Monday September 23 ,2013 : ONLINE POKER MILLIONS DIVVIED UP BY U.S. ENFORCEMENT AGENCIES
SunFirst Bank and other seized accounts yield $13.62 million for FTC and DoJ.
The respected investigative online poker journalist Haley Hintze, who's pursuit of the truth in the Absolute Poker and UltimateBet debacles provided her readers with a slew of in-depth information, has been digging again…and this time she has unearthed an interesting by-blow on the series of e-cash processing prosecutions surrounding the Black Friday shut downs of leading online poker sites back in 2011.
Accessing court documents, Hintze has discovered that the $13.62 million contents of four seized accounts at Utah's SunFirst Bank, which featured prominently in internet poker processing cases, and resulted in banking executive prosecutions, have been split between the Federal Trade Commission and US Marshals working for the US Department of Justice.
And four further accounts seized at other banks may be in line for similar treatment.
Prior to the federal enforcement actions of Black Friday in April 2011, the now notorious US businessman Jeremy Johnson was allegedly involved in brokering multi-million dollar processing deals for market leading online poker companies like Full Tilt Poker and PokerStars – the 2009 SunFirst deal was, it is claimed, one of his arrangements.
But he was also being watched by the Federal Trade Commission regarding the activities of his iWorks and other companies, where the feds claim in a $275 million case that there were contraventions of laws against telemarketing fraud and other felonies.
Following the closure of online poker processing activities at SunFirst by the Federal Deposit Insurance Corporation late in 2010 , the FTC commissioned a company called Robb Evans and Associates to seize Johnson's assets as it pursued his other transgressions.
Hintze describes the results of subsequent investigations in commenting that Robb Evans and Associates uncovered "…massive commingling of accounts between Johnson’s iWorks and online-poker operations, both of which connected to dozens of corporate shell accounts controlled by Johnson and his associates. In all, more than 61 corporate entities were uncovered by the Robb Evans search, which involved a warrant being served on a Jeremy Johnson-run office location in January of 2011."
It is alleged in the over a thousand pages of court documentation that Johnson and his staff moved significant sums of money into accounts associated with online poker transactions and other businesses, and also deposited millions of dollars into personal accounts.

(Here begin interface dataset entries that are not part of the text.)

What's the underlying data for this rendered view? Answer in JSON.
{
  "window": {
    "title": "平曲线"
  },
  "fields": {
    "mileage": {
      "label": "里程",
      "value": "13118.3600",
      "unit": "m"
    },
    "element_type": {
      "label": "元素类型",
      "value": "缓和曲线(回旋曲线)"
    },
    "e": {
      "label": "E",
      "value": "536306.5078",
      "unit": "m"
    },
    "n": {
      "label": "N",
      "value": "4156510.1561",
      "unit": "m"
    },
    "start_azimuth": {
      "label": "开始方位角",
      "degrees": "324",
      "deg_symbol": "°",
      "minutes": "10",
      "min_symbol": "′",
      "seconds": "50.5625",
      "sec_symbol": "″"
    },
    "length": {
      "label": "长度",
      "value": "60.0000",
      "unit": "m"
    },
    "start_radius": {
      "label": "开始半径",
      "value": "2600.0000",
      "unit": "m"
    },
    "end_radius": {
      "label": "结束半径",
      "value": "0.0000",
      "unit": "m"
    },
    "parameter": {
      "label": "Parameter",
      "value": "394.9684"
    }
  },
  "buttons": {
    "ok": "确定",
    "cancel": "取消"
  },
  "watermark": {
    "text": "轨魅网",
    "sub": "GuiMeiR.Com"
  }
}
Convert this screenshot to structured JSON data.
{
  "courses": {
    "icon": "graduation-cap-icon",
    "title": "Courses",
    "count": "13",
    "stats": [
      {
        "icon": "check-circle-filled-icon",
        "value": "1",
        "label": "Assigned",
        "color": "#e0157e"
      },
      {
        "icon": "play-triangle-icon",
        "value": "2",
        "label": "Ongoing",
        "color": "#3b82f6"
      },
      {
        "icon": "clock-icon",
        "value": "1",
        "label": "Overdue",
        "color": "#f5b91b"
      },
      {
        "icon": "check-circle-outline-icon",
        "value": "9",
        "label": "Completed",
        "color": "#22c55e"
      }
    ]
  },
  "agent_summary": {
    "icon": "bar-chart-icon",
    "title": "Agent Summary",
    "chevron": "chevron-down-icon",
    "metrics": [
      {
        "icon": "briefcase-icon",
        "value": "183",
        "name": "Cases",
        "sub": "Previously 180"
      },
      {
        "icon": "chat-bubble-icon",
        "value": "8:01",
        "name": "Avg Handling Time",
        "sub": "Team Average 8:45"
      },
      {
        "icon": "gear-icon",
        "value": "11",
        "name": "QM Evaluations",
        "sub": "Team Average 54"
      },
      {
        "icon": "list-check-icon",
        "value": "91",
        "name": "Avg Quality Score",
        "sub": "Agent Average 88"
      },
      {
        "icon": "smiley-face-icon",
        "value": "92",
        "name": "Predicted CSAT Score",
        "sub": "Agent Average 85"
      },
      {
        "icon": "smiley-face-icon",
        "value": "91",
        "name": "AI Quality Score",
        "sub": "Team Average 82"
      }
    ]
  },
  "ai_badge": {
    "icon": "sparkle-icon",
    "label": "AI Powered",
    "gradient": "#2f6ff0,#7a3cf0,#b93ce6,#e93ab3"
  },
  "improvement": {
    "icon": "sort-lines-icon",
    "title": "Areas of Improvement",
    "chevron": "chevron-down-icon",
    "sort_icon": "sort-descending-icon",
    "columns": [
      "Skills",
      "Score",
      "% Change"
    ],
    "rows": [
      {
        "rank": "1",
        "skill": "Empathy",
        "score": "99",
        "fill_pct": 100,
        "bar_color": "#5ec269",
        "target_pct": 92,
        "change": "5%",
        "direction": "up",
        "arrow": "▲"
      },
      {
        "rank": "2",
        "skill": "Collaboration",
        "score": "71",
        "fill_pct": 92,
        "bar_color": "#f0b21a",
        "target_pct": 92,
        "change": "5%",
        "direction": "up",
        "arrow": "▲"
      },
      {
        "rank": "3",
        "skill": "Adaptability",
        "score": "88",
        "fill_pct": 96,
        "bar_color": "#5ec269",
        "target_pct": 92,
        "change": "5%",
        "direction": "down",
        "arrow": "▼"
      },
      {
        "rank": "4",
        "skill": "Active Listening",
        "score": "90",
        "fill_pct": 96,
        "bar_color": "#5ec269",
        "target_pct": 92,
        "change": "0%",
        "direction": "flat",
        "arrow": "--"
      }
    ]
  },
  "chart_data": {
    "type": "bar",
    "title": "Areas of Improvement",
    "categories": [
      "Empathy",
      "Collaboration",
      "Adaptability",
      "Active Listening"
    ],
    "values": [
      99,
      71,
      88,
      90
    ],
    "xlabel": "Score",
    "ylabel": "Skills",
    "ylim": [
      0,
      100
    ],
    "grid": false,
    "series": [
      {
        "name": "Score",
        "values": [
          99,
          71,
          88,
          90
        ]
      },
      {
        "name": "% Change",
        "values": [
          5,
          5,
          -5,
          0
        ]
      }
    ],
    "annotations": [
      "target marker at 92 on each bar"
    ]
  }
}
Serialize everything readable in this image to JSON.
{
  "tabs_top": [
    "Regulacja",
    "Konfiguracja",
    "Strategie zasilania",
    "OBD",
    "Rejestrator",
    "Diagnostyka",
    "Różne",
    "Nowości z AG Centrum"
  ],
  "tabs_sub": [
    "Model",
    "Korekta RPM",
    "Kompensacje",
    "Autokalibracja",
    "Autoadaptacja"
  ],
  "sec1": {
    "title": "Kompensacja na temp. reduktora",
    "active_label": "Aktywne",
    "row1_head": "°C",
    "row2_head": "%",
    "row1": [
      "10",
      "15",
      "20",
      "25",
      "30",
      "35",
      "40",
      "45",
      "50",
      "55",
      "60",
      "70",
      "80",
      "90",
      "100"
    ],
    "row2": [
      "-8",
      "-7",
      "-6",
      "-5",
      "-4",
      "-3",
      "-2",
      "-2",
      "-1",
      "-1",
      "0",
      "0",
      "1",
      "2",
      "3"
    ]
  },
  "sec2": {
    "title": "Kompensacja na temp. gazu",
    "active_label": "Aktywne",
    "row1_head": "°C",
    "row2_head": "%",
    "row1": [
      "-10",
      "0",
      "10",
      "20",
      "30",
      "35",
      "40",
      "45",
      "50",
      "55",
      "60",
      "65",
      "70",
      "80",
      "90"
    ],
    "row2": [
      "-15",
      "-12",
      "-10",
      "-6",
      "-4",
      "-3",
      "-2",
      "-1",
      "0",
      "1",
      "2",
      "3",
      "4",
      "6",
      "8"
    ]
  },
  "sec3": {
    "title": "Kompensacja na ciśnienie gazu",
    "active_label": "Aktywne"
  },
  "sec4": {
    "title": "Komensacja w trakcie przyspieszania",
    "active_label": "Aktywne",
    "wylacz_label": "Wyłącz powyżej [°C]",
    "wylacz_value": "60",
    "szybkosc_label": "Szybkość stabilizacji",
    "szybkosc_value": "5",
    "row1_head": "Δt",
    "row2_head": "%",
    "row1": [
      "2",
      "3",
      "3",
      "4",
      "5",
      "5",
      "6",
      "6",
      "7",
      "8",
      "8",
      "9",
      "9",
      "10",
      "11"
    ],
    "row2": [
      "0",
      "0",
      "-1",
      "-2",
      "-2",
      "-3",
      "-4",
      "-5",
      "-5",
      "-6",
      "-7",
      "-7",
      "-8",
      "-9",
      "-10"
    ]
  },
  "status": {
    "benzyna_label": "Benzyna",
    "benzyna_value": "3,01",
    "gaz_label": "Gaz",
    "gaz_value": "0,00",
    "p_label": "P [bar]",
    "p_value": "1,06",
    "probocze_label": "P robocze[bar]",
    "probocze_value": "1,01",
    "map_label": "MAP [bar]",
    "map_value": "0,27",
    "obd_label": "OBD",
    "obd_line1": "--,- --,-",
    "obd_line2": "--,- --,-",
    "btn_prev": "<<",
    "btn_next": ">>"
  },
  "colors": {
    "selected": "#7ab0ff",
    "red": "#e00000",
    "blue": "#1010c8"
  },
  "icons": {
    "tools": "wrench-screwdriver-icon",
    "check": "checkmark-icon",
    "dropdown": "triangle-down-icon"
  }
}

In her article on the seizures and subsequent division of the spoils, Hintze details the SunFirst accounts, along with other accounts which may be the subject of future profitable splits for federal agencies.
Read the full story here: